Show more This paper considers standard {\em $T$-interval dynamic networks}, where the $N$ nodes in the network proceed in lock-step {\em rounds}, and where the topology of the network can change arbitrarily from round to round, as determined by an {\em adversary}. The adversary promises that in every $T$ consecutive rounds, the $T$ (potentially different) topologies in those $T$ rounds contain a common connected subgraph that spans all nodes. Within such a context, we propose novel algorithms for solving some fundamental distributed computing problems such as Count/Consensus/Max. Our algorithms are the first algorithms whose complexities do not contain an $\Omega(N)$ term, under constant $T$ values.

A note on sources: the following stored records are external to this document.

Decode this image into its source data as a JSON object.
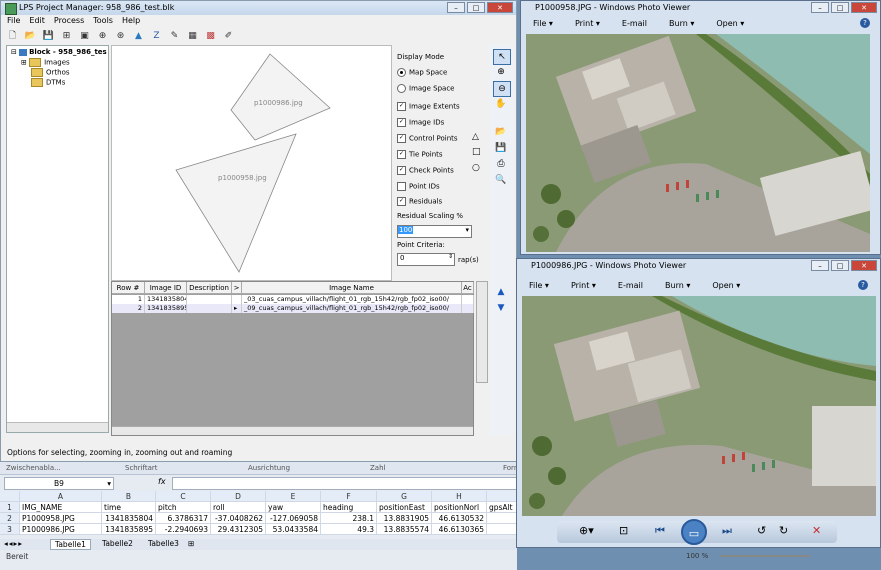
{
  "lps": {
    "title": "LPS Project Manager: 958_986_test.blk",
    "menu": [
      "File",
      "Edit",
      "Process",
      "Tools",
      "Help"
    ],
    "tree": {
      "root": "Block - 958_986_tes",
      "children": [
        "Images",
        "Orthos",
        "DTMs"
      ]
    },
    "map": {
      "labels": [
        "p1000986.jpg",
        "p1000958.jpg"
      ]
    },
    "display": {
      "mode_label": "Display Mode",
      "map_space": "Map Space",
      "image_space": "Image Space",
      "checkboxes": [
        {
          "label": "Image Extents",
          "checked": "✓"
        },
        {
          "label": "Image IDs",
          "checked": "✓"
        },
        {
          "label": "Control Points",
          "checked": "✓"
        },
        {
          "label": "Tie Points",
          "checked": "✓"
        },
        {
          "label": "Check Points",
          "checked": "✓"
        },
        {
          "label": "Point IDs",
          "checked": ""
        },
        {
          "label": "Residuals",
          "checked": "✓"
        }
      ],
      "residual_label": "Residual Scaling %",
      "residual_value": "100",
      "point_criteria_label": "Point Criteria:",
      "point_criteria_value": "0",
      "point_unit": "rap(s)"
    },
    "grid": {
      "headers": [
        "Row #",
        "Image ID",
        "Description",
        ">",
        "Image Name",
        "Ac"
      ],
      "rows": [
        {
          "row": "1",
          "id": "1341835804",
          "desc": "",
          "name": "_03_cuas_campus_villach/flight_01_rgb_15h42/rgb_fp02_iso00/"
        },
        {
          "row": "2",
          "id": "1341835895",
          "desc": "",
          "name": "_09_cuas_campus_villach/flight_01_rgb_15h42/rgb_fp02_iso00/"
        }
      ]
    },
    "status": "Options for selecting, zooming in, zooming out and roaming"
  },
  "excel": {
    "top_groups": [
      "Zwischenabla...",
      "Schriftart",
      "Ausrichtung",
      "Zahl",
      "Forr"
    ],
    "namebox": "B9",
    "fx": "fx",
    "columns": [
      "A",
      "B",
      "C",
      "D",
      "E",
      "F",
      "G",
      "H"
    ],
    "rows": [
      [
        "IMG_NAME",
        "time",
        "pitch",
        "roll",
        "yaw",
        "heading",
        "positionEast",
        "positionNorl",
        "gpsAlt"
      ],
      [
        "P1000958.JPG",
        "1341835804",
        "6.3786317",
        "-37.0408262",
        "-127.069058",
        "238.1",
        "13.8831905",
        "46.6130532",
        ""
      ],
      [
        "P1000986.JPG",
        "1341835895",
        "-2.2940693",
        "29.4312305",
        "53.0433584",
        "49.3",
        "13.8835574",
        "46.6130365",
        ""
      ]
    ],
    "row_numbers": [
      "1",
      "2",
      "3"
    ],
    "sheets": [
      "Tabelle1",
      "Tabelle2",
      "Tabelle3"
    ],
    "status": "Bereit",
    "zoom": "100 %"
  },
  "viewer1": {
    "title": "P1000958.JPG - Windows Photo Viewer",
    "menu": [
      "File",
      "Print",
      "E-mail",
      "Burn",
      "Open"
    ]
  },
  "viewer2": {
    "title": "P1000986.JPG - Windows Photo Viewer",
    "menu": [
      "File",
      "Print",
      "E-mail",
      "Burn",
      "Open"
    ]
  },
  "colors": {
    "accent": "#3a6ea5",
    "selection": "#3399ff",
    "viewer_bg": "#d6e2f0"
  }
}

Previous sublinear algorithms require significantly larger $T$ values.Show more - ItemOn the Power of Randomization in Distributed Algorithms in Dynamic Networks with Adaptive Adversaries*(2020-09-16) Jahja, Irvan; Yu, Haifeng; Hou, Ruomu
Show more This paper investigates the power of randomization in general distributed algorithms in dynamic networks where the network’s topology may evolve over time, as determined by some adaptive adversary. In such a context, randomization may help algorithms to better deal with i) “bad” inputs to the algorithm, and ii) evolving topologies generated by “bad” adaptive adversaries. We prove that randomness offers limited power to better deal with “bad” adaptive adversary. We define a simple notion of prophetic adversary for determining the evolving topologies. Such an adversary accurately predicts all randomness in the algorithm beforehand, and hence the randomness will be useless against “bad” prophetic adversaries. Given a randomized algorithm P whose time complexity satisfies some mild conditions, we prove that P can always be converted to a new algorithm Q with comparable time complexity, even when Q runs against prophetic adversaries. ThisShow more - ItemSublinear Algorithms in T -interval Dynamic Networks(2020-05-20) Jahja, Irvan; Yu, Haifeng
Show more We consider standard T -interval dynamic networks, under the synchronous timing model and the broadcast CONGEST model. In a T -interval dynamic network, the set of nodes is always fixed and there are no node failures. The edges in the network are always undirected, but the set of edges in the topology may change arbitrarily from round to round, as determined by some adversary and subject to the following constraint: For every T consecutive rounds, the topologies in those rounds must contain a common connected spanning subgraph. Let Hr to be the maximum (in terms of number of edges) such subgraph for round r through r +T − 1. We define the backbone diameter d of a T -interval dynamic network to be the maximum diameter of all such Hr ’s, for r ≥ 1. We use n to denote the number of nodes in the network. Within such a context, we consider a range of fundamental distributed computing problems including zount/Max/Median/Sum/LeaderElect/Consensus/ConfirmedFlood. Existing algorithms for these problems all have time complexity of Ω(n) rounds, even for T = ∞ and even when d is as small as O(1). This paper presents a novel O(d3 log2 n) deterministic algorithm for computing Count, for T -interval dynamic networks with T ≥ c · d2 log2 n. Here c is a (sufficiently large) constant independent of d, n, and T . To our knowledge, our algorithm is the very first such algorithm whose complexity does not contain a Θ(n) term. For d = O(na ) with constant a < 13, our deterministic algorithm has o(n) complexity, which is better than all (both randomized and deterministic) existing Count algorithms in this setting. For d = O(polylog(n)), our algorithm is exponentially faster. Following the frameworkof our Count algorithm, this paper further develops novel algorithms for solving Max/Median/Sum/LeaderElect/ Consensus/ ConfirmedFlood, while incurring either O(d3 log2 n) or O(d3 log3 n) complexity. Again, for all these problems, our algorithms are the first ones whose time complexity does not contain a Θ(n) term.Show more